“Do you know where your father is right now?”
“No, I don’t! And I don’t much care! My father is an embarrassment, a pathetic old man who used to run around in his long johns sending clues to the police, and he tried to tell me how to run my life! I want nothing from him, no part of him!”
“Is that why you changed your name to Gaimen?” Huntress asked. “An anagram of enigma?”
Eric waved his hand dismissively. “So, I inherited a bit of my father’s flair.”
“Your father is a kind, loving man,” the Huntress said. “He spends hours every day in the children’s ward of Gotham Mercy Hospital, telling jokes to the children, reading to them, making them happy. He’s one of the most selfless men I ever hope to meet, and that’s knowing that he used to fight my father.”
“He does?” Eric said. “I didn’t know that.”
“Your father’s a wonderful man,” Huntress said. “His only crime — not counting his Riddler career — was caring too much about his son’s future.”
Eric looked away, unable to meet the Huntress’ gaze.
“Your father is dying, Eric.”
Eric turned a wide-eyed gaze at the Huntress.
Ed lay back in his hospital bed, watching television.
“Oh, come on! You bought a vowel?” Ed complained.
“Knock knock,” the Huntress said, gently knocking on the door frame.
Ed looked up, smiling in surprise. “Well, using the door this time. Come in.”
“I have someone who’d like to talk to you,” Huntress said. Ed craned his neck to see. His eyes widened when he saw his son enter the room.
“Hi, Dad,” Eric said. “I heard you’re sick.”
“I’ve felt better,” Ed admitted. “What are you doing these days?”
“I’m writing comic-books,” Eric said. “The JSA comic, in fact.”
Ed’s eyes brightened. “You’re Eric Gaimen?”
Eric did a double-take. “You read my comics?”
“I love them! Gaimen, Enigma — I should have known!”
“I hear you’re pretty popular with the kids, Dad.”
“More than I was with my own,” Ed said, smiling ruefully.
“I guess these are smarter than your own,” Eric said.
The Huntress left with a huge smile on her face.
Two months later:
“Eric, hi,” the Huntress said as she saw the young man walking out of JSA Headquarters.
“Hello, Huntress,” Eric said, stopping to talk to her. “I was just talking to the Atom about next month’s issue. Listen, I really want to thank you for bringing my father and me back together.

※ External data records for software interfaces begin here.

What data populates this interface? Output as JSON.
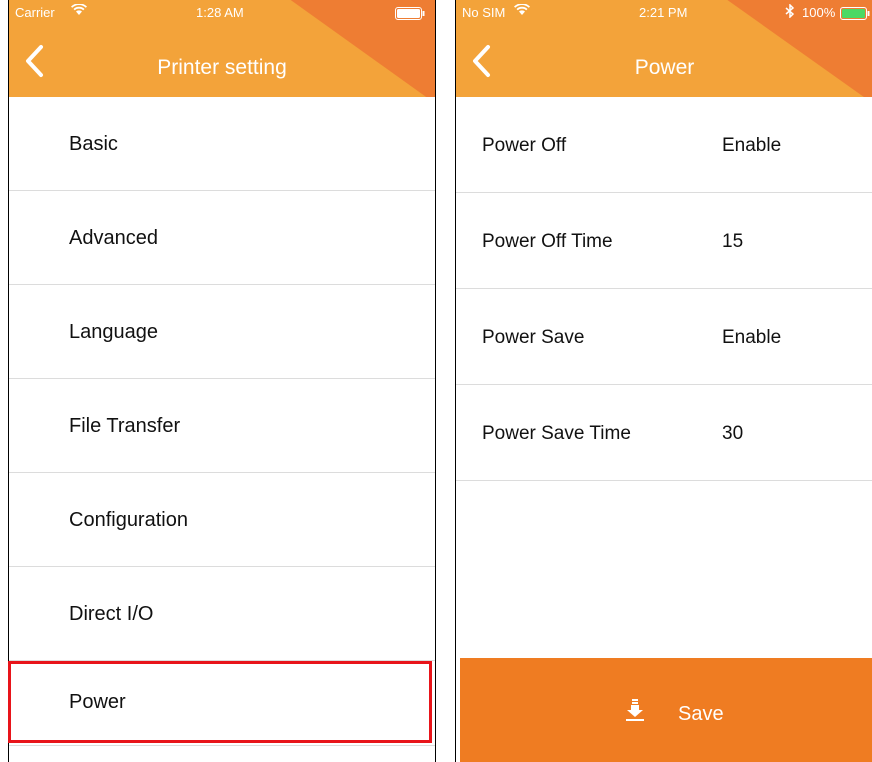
{
  "left": {
    "status": {
      "carrier": "Carrier",
      "time": "1:28 AM"
    },
    "title": "Printer setting",
    "menu": [
      {
        "label": "Basic"
      },
      {
        "label": "Advanced"
      },
      {
        "label": "Language"
      },
      {
        "label": "File Transfer"
      },
      {
        "label": "Configuration"
      },
      {
        "label": "Direct I/O"
      },
      {
        "label": "Power"
      }
    ],
    "highlighted_item": "Power"
  },
  "right": {
    "status": {
      "carrier": "No SIM",
      "time": "2:21 PM",
      "battery": "100%"
    },
    "title": "Power",
    "settings": [
      {
        "label": "Power Off",
        "value": "Enable"
      },
      {
        "label": "Power Off Time",
        "value": "15"
      },
      {
        "label": "Power Save",
        "value": "Enable"
      },
      {
        "label": "Power Save Time",
        "value": "30"
      }
    ],
    "save_label": "Save"
  },
  "colors": {
    "header_primary": "#f3a33a",
    "header_accent": "#ee7d33",
    "save_button": "#ef7c22",
    "highlight_border": "#e8141a",
    "battery_fill": "#4cd964"
  },
  "icons": [
    "wifi-icon",
    "battery-icon",
    "back-chevron-icon",
    "bluetooth-icon",
    "save-download-icon"
  ]
}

These last two months have been just wonderful, and I owe it all to you.”
“I was glad to do it, Eric,” the Huntress said. “How is your dad, by the way? I have a surprise for him. I spoke to the board of directors of the Gotham History Museum, and I’ve convinced them to put a Riddler statue in the super-villain exhibit!”
Eric smiled wistfully. “Thank you, Huntress. He would have been touched.”
“Would have?” Huntress asked, confused. “What do you m — oh, no!” Huntress’ gloved hand flew to her mouth as she gaped in shock.
“I’m afraid you’re too late, Huntress,” Eric said, sadly. “But, thanks to you… I wasn’t.”